** Assigned task **
Work through the data line by line, gathering every line that has the word "jockey".

** Record set **

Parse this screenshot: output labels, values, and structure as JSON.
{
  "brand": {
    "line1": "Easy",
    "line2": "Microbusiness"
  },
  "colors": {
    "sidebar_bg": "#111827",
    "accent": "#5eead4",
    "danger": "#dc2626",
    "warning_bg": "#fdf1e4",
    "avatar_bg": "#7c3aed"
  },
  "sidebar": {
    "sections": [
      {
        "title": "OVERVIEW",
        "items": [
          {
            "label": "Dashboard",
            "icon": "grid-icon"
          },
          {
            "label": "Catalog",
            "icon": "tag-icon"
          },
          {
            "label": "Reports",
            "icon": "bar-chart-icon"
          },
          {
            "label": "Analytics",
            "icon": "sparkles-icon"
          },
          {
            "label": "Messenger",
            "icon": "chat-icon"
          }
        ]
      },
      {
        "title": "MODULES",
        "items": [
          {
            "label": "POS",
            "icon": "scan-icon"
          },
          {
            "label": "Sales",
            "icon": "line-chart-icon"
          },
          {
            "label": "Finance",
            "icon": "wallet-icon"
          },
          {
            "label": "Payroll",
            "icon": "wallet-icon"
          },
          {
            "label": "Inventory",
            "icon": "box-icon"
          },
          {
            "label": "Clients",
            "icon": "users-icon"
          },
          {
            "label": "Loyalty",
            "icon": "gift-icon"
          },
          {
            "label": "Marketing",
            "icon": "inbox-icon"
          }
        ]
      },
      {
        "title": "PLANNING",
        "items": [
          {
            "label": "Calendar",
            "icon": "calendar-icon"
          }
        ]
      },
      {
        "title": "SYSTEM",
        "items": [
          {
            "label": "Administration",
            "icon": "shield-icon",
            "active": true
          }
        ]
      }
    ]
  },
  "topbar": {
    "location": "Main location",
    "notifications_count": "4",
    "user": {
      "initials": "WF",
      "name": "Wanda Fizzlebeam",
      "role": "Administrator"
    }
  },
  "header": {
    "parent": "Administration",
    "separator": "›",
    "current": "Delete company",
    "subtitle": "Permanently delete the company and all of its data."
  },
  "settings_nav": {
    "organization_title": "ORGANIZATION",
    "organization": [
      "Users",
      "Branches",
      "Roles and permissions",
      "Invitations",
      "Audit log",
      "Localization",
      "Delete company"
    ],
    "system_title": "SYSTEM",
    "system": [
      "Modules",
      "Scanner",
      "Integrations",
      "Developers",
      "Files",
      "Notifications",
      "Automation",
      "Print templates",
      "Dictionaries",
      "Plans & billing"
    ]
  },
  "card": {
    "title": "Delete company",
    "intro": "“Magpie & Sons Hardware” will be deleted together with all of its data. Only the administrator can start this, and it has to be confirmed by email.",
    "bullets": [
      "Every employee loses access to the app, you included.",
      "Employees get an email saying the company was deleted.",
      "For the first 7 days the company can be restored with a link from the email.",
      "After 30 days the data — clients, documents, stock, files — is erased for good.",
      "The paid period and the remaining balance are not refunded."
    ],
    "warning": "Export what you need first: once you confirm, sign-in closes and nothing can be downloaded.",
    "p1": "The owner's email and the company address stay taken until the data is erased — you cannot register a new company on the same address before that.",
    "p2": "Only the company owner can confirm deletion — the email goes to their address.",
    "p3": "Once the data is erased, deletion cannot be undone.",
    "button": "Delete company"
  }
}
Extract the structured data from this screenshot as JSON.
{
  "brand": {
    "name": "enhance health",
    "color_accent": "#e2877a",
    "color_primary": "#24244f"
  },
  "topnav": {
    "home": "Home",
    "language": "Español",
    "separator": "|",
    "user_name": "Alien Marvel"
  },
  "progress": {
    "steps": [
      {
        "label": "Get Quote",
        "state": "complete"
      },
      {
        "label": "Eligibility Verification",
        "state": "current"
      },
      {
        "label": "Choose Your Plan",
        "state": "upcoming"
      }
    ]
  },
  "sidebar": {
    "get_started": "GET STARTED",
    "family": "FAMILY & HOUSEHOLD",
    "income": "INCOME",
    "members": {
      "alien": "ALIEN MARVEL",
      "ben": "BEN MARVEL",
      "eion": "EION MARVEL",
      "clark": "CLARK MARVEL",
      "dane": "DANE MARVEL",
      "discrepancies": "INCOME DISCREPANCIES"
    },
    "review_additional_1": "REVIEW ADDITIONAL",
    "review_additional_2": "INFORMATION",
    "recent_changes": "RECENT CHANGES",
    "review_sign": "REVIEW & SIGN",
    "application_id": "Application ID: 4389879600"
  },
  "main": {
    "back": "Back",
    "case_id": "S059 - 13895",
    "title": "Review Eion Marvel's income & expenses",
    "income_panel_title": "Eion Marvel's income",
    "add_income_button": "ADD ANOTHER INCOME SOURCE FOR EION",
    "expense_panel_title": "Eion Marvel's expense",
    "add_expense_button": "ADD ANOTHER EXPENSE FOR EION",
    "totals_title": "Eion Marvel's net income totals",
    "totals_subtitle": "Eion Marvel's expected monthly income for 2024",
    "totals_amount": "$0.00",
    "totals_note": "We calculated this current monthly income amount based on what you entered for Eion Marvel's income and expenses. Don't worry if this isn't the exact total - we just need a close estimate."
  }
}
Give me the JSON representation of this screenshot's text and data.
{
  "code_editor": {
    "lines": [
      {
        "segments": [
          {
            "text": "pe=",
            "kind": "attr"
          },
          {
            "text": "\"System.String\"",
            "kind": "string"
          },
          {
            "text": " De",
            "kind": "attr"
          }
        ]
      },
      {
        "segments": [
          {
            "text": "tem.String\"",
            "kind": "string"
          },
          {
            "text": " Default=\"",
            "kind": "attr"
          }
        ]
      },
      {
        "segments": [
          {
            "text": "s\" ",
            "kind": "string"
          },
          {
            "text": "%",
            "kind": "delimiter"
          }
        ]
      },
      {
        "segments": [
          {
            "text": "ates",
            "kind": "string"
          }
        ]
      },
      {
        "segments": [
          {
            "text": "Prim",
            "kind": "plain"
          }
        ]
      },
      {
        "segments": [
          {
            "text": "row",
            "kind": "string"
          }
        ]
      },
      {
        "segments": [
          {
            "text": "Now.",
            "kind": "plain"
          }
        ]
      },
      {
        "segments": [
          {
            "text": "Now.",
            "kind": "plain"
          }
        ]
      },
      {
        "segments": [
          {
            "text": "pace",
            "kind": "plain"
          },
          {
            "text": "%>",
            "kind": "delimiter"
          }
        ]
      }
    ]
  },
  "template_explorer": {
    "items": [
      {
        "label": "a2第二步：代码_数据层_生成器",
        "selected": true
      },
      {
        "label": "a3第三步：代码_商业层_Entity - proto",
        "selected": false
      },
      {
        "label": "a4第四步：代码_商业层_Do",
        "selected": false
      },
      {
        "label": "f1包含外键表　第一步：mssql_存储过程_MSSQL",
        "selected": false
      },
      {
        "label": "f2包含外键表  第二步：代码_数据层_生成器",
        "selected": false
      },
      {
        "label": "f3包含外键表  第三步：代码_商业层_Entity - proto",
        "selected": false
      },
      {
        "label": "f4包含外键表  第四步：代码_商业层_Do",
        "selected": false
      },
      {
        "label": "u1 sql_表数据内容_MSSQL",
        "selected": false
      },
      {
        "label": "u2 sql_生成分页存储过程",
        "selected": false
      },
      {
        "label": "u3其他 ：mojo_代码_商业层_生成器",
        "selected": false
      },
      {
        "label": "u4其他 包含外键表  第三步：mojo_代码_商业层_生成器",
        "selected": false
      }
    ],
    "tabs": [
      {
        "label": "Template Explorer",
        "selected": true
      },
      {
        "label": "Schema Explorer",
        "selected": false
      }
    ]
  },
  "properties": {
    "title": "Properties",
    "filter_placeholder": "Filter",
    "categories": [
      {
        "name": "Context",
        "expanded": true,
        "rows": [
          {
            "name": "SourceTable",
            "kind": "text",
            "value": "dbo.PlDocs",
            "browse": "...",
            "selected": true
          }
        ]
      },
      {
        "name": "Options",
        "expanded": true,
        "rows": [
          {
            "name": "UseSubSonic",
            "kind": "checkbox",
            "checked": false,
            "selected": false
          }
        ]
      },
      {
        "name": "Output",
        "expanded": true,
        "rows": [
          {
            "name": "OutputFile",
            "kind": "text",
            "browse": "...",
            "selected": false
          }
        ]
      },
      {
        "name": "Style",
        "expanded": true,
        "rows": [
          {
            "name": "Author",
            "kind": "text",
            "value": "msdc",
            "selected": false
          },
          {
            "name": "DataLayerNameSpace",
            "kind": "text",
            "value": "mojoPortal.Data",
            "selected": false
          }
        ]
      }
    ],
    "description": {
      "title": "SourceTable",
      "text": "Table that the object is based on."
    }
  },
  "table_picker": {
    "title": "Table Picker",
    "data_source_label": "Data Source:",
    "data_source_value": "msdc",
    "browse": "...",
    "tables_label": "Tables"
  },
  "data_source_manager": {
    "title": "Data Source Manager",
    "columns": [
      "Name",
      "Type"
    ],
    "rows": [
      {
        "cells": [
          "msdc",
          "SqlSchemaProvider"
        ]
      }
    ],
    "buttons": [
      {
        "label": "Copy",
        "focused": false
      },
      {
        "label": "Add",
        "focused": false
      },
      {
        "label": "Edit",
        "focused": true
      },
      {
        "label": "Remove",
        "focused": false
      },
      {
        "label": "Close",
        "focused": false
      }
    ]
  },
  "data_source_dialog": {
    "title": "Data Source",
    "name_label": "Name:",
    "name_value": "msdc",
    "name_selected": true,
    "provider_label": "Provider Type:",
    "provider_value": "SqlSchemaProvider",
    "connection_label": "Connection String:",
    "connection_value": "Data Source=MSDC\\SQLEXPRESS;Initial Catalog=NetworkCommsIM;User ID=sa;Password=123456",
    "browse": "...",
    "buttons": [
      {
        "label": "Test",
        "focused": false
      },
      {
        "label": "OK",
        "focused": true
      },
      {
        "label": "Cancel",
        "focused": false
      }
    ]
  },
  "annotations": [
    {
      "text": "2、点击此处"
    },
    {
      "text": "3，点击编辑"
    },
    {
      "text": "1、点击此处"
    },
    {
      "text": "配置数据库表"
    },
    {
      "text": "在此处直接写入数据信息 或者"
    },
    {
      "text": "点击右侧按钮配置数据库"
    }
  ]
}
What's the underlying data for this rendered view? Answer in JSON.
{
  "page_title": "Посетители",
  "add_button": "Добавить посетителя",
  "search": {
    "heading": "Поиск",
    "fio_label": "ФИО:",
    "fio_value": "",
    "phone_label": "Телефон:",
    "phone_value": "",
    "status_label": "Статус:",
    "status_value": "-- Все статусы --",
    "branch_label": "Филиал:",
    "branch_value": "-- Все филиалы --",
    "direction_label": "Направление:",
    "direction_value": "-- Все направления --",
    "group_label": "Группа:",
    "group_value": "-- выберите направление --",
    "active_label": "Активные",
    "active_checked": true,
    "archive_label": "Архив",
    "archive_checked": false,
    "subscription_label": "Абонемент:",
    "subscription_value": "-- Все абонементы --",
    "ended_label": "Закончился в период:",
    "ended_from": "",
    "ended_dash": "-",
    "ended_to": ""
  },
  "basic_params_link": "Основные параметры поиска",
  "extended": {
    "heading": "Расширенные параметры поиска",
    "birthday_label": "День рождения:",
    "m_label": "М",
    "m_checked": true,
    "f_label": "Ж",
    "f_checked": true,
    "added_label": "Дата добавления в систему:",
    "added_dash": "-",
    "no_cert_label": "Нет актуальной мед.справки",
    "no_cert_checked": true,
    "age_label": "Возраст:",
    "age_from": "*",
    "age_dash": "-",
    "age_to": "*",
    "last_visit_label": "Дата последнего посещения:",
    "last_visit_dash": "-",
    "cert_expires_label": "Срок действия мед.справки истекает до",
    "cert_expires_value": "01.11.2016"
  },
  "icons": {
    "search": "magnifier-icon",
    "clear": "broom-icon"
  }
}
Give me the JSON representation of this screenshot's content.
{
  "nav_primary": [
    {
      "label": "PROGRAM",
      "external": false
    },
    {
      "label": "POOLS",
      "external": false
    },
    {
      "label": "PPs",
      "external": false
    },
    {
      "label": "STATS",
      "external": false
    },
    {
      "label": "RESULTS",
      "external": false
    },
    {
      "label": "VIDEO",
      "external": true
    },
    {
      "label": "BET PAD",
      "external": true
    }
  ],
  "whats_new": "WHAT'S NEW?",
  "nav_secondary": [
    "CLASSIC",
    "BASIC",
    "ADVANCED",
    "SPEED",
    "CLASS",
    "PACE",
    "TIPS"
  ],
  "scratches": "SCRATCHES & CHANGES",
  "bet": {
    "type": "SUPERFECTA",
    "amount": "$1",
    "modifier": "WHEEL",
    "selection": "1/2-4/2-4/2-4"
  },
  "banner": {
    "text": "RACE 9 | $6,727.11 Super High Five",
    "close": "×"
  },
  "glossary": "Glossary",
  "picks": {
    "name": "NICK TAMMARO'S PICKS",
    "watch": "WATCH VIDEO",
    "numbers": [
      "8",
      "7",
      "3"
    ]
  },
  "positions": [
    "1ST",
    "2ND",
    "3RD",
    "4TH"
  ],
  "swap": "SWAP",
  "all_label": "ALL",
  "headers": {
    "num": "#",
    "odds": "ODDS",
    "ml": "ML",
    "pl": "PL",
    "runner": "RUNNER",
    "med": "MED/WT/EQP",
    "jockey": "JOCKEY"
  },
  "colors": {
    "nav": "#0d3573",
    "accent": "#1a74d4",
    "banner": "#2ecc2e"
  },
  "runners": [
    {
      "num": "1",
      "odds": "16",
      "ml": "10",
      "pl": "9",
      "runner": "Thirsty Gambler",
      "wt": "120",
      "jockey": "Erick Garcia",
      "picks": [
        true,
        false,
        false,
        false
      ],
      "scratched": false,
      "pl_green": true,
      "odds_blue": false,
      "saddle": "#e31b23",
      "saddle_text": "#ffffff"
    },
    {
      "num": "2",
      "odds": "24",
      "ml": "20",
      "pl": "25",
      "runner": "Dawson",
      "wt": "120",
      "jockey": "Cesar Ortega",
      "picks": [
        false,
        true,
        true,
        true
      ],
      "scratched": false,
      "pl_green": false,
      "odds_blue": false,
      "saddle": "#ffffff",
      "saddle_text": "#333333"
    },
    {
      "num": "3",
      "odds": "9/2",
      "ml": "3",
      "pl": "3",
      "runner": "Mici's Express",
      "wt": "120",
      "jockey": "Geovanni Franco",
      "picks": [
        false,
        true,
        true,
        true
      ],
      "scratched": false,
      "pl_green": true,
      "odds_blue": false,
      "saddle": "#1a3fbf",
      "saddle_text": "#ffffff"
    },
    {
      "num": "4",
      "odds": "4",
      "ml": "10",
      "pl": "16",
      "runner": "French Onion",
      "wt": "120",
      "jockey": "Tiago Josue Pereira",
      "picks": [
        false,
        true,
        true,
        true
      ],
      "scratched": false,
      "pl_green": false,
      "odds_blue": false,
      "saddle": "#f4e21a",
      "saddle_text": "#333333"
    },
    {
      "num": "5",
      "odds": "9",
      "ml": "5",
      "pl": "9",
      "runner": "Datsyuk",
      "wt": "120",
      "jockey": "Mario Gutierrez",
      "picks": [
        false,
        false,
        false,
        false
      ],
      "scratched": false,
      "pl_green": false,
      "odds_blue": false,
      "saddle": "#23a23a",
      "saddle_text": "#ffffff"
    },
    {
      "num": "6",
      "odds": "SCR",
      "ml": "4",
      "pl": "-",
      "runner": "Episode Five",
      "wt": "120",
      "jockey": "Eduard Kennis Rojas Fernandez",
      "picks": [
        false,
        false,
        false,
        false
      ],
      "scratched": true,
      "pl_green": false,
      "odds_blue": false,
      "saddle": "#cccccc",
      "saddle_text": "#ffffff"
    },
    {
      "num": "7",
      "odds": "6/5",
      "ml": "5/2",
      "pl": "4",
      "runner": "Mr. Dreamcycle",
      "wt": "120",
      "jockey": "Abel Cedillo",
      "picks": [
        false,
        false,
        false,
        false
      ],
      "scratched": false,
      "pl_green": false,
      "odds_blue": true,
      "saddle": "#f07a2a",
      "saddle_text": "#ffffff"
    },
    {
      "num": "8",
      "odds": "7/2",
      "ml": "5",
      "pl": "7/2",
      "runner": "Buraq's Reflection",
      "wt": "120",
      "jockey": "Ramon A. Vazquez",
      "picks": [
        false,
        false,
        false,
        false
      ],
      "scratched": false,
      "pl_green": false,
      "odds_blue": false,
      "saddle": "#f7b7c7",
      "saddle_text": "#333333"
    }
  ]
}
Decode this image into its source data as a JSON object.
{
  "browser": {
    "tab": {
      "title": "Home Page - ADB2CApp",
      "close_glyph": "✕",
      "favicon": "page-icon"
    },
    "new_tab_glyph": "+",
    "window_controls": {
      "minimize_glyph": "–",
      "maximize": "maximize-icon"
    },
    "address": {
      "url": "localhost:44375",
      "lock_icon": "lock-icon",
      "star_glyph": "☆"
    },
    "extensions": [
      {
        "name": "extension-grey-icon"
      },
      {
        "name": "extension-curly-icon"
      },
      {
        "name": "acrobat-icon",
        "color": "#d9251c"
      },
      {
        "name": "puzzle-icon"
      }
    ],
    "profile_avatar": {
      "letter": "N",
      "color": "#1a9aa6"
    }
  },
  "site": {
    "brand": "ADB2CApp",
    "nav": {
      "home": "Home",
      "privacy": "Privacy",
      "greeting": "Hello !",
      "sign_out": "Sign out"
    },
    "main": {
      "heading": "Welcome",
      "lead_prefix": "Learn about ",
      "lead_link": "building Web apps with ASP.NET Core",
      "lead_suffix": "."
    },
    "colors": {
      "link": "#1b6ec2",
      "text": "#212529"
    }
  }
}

** Output of the exercise **
    "jockey": "JOCKEY"
      "jockey": "Erick Garcia",
      "jockey": "Cesar Ortega",
      "jockey": "Geovanni Franco",
      "jockey": "Tiago Josue Pereira",
      "jockey": "Mario Gutierrez",
      "jockey": "Eduard Kennis Rojas Fernandez",
      "jockey": "Abel Cedillo",
      "jockey": "Ramon A. Vazquez",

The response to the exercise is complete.